Originally posted on January 9, 2010.
Millions of people suffer from kidney disease, but in 2007 there were just 64,606 kidney-transplant operations in the entire world.
Today in the WSJ I discuss innovative solutions to the worldwide shortage of transplant organs from places like Iran, India, Singapore, Israel and elsewhere. One interesting bit I haven’t blogged about before is routine removal of organs without the donor’s or their families consent. China? No. America. It’s been legal here for decades.
In a number of U.S. states, medical examiners conducting autopsies may and do harvest corneas with little or no family notification. (By the time of autopsy, it is too late to harvest organs such as kidneys.) Few people know about routine removal statutes and perhaps because of this, these laws have effectively increased cornea transplants.
Here is another bit on the shadowy definition of death:
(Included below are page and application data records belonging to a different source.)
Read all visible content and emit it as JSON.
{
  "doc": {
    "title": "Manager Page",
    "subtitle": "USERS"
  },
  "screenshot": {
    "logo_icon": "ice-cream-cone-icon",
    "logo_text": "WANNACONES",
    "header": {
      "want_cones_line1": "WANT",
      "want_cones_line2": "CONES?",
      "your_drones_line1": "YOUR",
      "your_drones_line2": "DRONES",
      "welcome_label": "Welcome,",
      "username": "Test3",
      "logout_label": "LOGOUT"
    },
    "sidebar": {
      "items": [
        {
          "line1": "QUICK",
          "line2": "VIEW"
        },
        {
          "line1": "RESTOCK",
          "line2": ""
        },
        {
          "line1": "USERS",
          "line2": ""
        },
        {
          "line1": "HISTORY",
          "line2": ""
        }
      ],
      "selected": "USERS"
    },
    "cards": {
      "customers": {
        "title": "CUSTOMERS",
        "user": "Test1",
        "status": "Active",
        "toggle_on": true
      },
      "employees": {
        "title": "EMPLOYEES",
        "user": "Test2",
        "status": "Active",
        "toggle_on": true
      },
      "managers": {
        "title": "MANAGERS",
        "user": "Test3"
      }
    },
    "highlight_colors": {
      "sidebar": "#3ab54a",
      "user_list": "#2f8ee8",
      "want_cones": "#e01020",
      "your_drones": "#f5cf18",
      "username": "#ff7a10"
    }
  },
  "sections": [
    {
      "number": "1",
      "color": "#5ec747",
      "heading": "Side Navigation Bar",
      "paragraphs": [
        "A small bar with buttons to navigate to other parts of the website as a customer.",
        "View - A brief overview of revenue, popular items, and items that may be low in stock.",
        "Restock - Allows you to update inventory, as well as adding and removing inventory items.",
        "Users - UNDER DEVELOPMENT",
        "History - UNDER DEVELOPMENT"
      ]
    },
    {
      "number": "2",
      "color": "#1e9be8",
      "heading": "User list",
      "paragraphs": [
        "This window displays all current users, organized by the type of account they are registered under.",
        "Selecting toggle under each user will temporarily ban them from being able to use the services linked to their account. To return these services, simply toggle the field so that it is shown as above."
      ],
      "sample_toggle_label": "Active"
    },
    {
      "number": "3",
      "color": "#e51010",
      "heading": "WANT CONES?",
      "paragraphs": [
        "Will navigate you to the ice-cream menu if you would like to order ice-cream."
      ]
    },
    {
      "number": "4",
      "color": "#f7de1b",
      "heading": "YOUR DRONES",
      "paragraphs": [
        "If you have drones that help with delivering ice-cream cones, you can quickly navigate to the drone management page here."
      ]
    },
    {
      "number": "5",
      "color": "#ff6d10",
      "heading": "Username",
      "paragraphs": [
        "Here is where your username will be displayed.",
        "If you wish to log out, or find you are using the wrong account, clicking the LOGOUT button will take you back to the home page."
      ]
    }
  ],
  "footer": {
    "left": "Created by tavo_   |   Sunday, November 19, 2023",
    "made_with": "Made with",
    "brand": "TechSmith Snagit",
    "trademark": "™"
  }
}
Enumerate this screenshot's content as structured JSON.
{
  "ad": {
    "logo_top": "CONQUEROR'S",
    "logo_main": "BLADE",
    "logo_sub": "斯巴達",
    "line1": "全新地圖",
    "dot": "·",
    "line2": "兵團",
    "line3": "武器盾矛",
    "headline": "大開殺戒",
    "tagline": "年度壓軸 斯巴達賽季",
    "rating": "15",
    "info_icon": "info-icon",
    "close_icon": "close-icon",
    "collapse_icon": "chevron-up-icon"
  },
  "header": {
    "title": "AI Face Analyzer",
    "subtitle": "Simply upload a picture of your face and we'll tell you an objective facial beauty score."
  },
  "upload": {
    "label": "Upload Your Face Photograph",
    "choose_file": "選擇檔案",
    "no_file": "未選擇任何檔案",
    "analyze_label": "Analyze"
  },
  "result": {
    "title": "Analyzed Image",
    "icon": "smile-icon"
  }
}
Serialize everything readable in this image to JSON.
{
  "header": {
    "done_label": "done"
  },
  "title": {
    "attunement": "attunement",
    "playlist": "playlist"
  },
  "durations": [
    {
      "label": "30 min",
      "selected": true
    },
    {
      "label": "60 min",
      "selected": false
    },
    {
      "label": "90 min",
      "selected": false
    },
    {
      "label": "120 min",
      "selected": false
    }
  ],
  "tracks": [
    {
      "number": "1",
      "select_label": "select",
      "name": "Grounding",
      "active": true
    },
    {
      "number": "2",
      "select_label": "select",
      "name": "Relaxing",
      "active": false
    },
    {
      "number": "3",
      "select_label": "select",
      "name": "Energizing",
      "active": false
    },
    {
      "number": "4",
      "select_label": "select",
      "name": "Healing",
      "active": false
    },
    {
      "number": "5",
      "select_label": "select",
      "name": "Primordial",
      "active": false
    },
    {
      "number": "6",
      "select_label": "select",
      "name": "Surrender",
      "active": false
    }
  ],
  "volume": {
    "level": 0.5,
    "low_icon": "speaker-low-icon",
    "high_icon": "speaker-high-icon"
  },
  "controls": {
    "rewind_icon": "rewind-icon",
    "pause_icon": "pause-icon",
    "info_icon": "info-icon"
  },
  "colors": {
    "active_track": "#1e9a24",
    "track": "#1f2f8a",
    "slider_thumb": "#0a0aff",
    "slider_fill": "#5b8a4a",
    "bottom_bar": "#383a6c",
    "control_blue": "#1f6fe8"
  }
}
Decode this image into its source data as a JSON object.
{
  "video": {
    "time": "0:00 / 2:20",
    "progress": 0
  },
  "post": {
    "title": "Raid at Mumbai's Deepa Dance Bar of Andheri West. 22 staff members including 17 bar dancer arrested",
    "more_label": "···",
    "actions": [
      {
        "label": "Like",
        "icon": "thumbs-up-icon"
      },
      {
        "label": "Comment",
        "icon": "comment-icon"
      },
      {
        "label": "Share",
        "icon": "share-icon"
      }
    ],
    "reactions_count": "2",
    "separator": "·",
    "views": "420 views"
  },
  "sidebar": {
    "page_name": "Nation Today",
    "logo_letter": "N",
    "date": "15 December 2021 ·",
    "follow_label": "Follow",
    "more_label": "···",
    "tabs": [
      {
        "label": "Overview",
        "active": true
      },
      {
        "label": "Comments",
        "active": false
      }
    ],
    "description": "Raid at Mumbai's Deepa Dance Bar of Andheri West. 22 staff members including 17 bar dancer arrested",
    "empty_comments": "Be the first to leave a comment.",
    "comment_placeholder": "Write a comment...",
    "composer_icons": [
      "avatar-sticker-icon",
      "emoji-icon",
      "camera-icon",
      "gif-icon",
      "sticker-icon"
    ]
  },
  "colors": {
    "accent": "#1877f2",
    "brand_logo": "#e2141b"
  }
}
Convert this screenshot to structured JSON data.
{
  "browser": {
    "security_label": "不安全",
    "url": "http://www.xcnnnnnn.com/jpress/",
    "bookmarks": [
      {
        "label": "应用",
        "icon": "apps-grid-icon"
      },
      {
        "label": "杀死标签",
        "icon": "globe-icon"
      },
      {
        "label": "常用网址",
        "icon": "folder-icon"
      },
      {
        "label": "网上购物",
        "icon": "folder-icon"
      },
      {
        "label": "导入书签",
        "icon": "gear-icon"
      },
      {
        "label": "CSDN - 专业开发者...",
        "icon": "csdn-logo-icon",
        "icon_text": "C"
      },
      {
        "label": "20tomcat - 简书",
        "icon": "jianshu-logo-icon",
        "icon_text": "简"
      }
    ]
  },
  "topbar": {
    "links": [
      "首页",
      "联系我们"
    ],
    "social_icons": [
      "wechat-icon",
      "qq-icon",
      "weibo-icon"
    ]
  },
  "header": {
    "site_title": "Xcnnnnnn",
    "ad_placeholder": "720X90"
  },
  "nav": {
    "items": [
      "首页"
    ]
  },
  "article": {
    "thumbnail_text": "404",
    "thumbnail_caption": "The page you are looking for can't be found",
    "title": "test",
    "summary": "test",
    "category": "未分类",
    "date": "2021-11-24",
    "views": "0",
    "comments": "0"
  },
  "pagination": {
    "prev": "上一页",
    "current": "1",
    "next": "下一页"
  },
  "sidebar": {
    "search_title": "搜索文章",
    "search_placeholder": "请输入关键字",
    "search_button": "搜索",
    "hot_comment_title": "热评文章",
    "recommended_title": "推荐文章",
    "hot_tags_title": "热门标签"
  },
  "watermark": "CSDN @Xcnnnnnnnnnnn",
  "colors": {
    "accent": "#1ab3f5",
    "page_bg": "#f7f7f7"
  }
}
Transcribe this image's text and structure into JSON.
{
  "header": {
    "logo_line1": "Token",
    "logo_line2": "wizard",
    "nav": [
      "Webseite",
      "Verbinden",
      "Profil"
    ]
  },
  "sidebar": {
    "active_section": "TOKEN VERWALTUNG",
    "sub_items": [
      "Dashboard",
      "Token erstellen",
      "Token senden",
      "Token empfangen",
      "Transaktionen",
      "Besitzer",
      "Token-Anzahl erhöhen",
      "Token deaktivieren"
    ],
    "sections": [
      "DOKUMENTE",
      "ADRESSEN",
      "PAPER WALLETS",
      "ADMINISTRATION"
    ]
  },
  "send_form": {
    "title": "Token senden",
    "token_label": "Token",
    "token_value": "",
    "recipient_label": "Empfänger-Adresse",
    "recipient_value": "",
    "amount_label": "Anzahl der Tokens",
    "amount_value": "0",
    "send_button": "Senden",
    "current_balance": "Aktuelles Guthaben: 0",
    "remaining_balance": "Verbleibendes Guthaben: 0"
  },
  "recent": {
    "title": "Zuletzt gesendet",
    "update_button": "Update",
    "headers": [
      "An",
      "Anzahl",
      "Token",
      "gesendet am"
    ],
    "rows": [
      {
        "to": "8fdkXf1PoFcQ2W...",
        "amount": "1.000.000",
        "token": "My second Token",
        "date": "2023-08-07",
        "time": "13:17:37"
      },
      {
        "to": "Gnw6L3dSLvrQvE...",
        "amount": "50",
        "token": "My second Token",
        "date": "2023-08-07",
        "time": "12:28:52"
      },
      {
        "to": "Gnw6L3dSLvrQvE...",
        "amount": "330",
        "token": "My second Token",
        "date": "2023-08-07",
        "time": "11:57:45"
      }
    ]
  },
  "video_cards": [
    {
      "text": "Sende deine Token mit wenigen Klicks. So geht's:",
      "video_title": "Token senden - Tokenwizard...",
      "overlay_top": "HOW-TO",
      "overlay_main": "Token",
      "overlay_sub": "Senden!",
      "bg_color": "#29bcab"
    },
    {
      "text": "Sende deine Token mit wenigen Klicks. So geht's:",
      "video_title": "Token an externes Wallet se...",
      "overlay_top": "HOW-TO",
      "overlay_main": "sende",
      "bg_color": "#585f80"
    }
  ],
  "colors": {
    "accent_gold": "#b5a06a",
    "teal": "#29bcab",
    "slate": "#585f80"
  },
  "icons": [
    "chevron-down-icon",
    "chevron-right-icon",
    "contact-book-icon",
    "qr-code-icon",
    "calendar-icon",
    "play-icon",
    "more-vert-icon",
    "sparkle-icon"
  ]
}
Organs can be taken from deceased donors only after they have been declared dead, but where is the line between life and death? Philosophers have been debating the dividing line between baldness and nonbaldness for over 2,000 years, so there is little hope that the dividing line between life and death will ever be agreed upon. Indeed, the great paradox of deceased donation is that we must draw the line between life and death precisely where we cannot be sure of the answer, because the line must lie where the donor is dead but the donor’s organs are not.
In 1968 the Journal of the American Medical Association published its criteria for brain death. But reduced crime and better automobile safety have led to fewer potential brain-dead donors than in the past. Now, greater attention is being given to donation after cardiac death: no heart beat for two to five minutes (protocols differ) after the heart stops beating spontaneously. Both standards are controversial—the surgeon who performed the first heart transplant from a brain-dead donor in 1968 was threatened with prosecution, as have been some surgeons using donation after cardiac death. Despite the controversy, donation after cardiac death more than tripled between 2002 and 2006, when it accounted for about 8% of all deceased donors nationwide. In some regions, that figure is up to 20%.
More on markets for organs, presumed consent, and point systems at the WSJ.